When we finally got to listen that afternoon, we heard things we never imagined. Initial shots in vacuum were surprisingly dull. The seismic microphones picked up the “thump” of the projectile hitting the sand target and a few pattering sounds as secondary particles struck the surfaces. There were of course no sounds from the boundary or ultrasonic mics due to the lack of air to propagate sound waves. While they were scientifically useful–they demonstrated that we could identify specific impact events launched from the target—they weren’t very acoustically dramatic.
When a little atmosphere was added, however, we began picking up subtle sounds, such as the impact and early spray of particles from the boundary mic and the fact that there was an air leak from the pitch shifted ultrasonic mic. But when the chamber was filled with an earthlike atmosphere and the target dish filled with tiny toothpicks to simulate trees, building the scenario for a tiny Tunguska event (a 1908 explosion of an interstellar object in Russia, the largest in recorded history), the sound was stunning:
After the initial explosion, there was a sandstorm as the particles of sand from the target flew about at Mach 5 (destroying one of the microphones in the process), and giving us a simulation of a major asteroid explosion.
66 million years ago, in a swampy area by the Yucatan Penninsula, something like this probably occurred, when a six mile wide rock burned through the atmosphere to strike the water, ending the 135 million year reign of the dinosaurs. Perhaps it sounded a little like this simulation:
Any living thing that heard this – dinausaurs, birds, frogs insects – is long gone. By thinking about the event through new sounds, however, we can not only create new ways to analyze natural phenomena, but also extend the boundaries of our ability to listen across time and space and imagine what the sound of that impact might have been like, from an infrasonic rumble to a killing concussion.
It would probably terrify any listener to walk in to an art exhibition space filled with simply the sounds of simulated hypervelocity impacts, replete with loud, low frequency sounds and infrasonic vibrations. But there is something to that terror. Such sounds trigger ancient evolutionary pathways which are still with us because they were so good at helping us survive similar events by making us run, putting as much distance between us and the cataclysmic source, something that lingers even in safe reproductions, resynthesized from controlled, captured sources.

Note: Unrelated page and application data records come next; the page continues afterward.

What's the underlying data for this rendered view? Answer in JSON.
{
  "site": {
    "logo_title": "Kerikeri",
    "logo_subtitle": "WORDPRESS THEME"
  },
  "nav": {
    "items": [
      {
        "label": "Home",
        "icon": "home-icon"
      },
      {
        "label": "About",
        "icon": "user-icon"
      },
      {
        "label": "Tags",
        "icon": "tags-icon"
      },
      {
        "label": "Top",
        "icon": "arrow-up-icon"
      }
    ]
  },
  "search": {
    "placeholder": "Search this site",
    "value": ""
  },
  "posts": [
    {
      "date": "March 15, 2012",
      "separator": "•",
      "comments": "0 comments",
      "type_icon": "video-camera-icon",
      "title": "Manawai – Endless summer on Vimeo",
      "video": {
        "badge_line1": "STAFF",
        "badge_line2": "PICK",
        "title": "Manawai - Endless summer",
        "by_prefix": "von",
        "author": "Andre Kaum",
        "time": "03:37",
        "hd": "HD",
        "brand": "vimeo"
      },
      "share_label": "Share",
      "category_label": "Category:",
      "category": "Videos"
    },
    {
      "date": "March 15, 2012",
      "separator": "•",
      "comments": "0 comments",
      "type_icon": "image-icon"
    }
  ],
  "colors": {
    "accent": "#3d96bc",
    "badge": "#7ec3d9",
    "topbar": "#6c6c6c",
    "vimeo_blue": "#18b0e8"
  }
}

China Blue is a two time NASA/RI Space Grant recipient and an internationally exhibiting artist who was the first person to record the Eiffel Tower in Paris, France and NASA’s Vertical Gun. Her acoustic work has led her to be selected as the US representative at OPEN XI, Venice, Italy and at the Tokyo Experimental Art Festival in Tokyo, Japan, and was the featured artist for the 2006 annual meeting of the Acoustic Society of America. Reviews of her work have been published in the Wall Street Journal, New York Times, Art in America, Art Forum, artCritical and NY Arts, to name a few. She has been an invited speaker at Harvard, Yale, MIT, Berkelee School of Music, Reed College and Brown University. She is the Founder and Executive Director of The Engine Institute www.theengineinstitute.org.
Featured Image of a high-speed impact recorded by AVGR. Image by P. H. Schultz. Via Wikimedia Commons.
REWIND! If you liked this post, check out …
Learning to Listen Beyond Our Ears– Owen Marshall
Living with Noise– Osvaldo Oyola